-------- RECORD SET --------

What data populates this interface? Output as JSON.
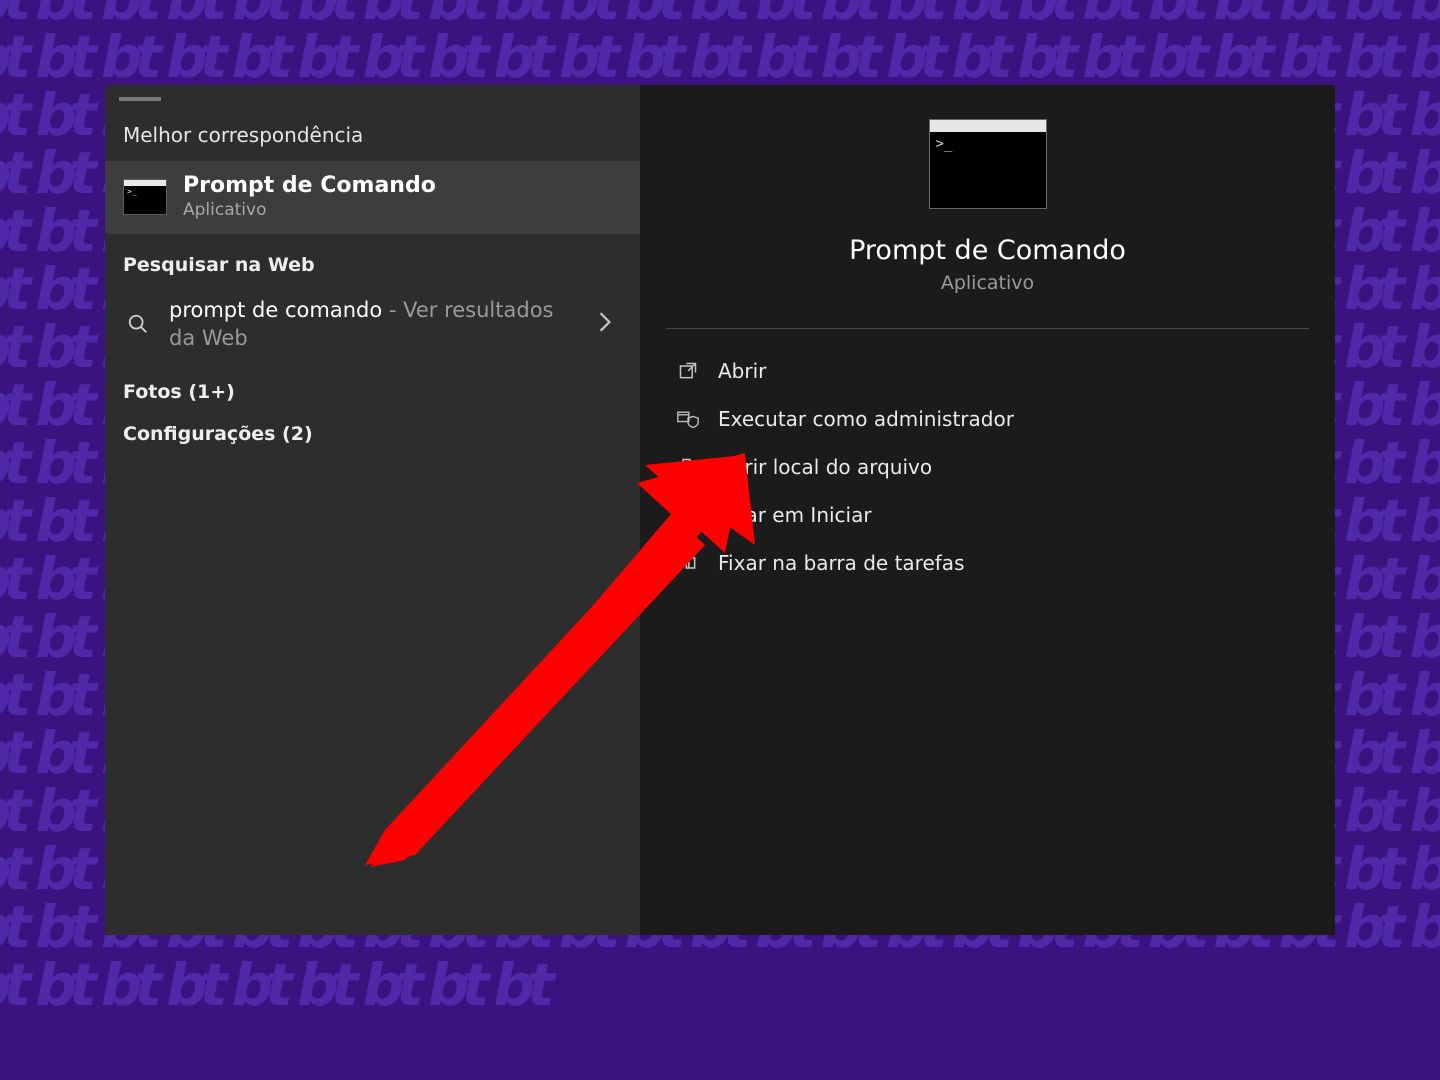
{
  "left": {
    "best_match_header": "Melhor correspondência",
    "best_match": {
      "title": "Prompt de Comando",
      "subtitle": "Aplicativo"
    },
    "web_header": "Pesquisar na Web",
    "web_item": {
      "query": "prompt de comando",
      "suffix": " - Ver resultados da Web"
    },
    "photos_header": "Fotos (1+)",
    "settings_header": "Configurações (2)"
  },
  "preview": {
    "title": "Prompt de Comando",
    "subtitle": "Aplicativo",
    "actions": {
      "open": "Abrir",
      "run_admin": "Executar como administrador",
      "open_location": "Abrir local do arquivo",
      "pin_start": "Fixar em Iniciar",
      "pin_taskbar": "Fixar na barra de tarefas"
    }
  }
}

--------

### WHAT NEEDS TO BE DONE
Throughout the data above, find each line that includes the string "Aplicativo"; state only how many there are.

### RESPONSE TO THIS TASK
2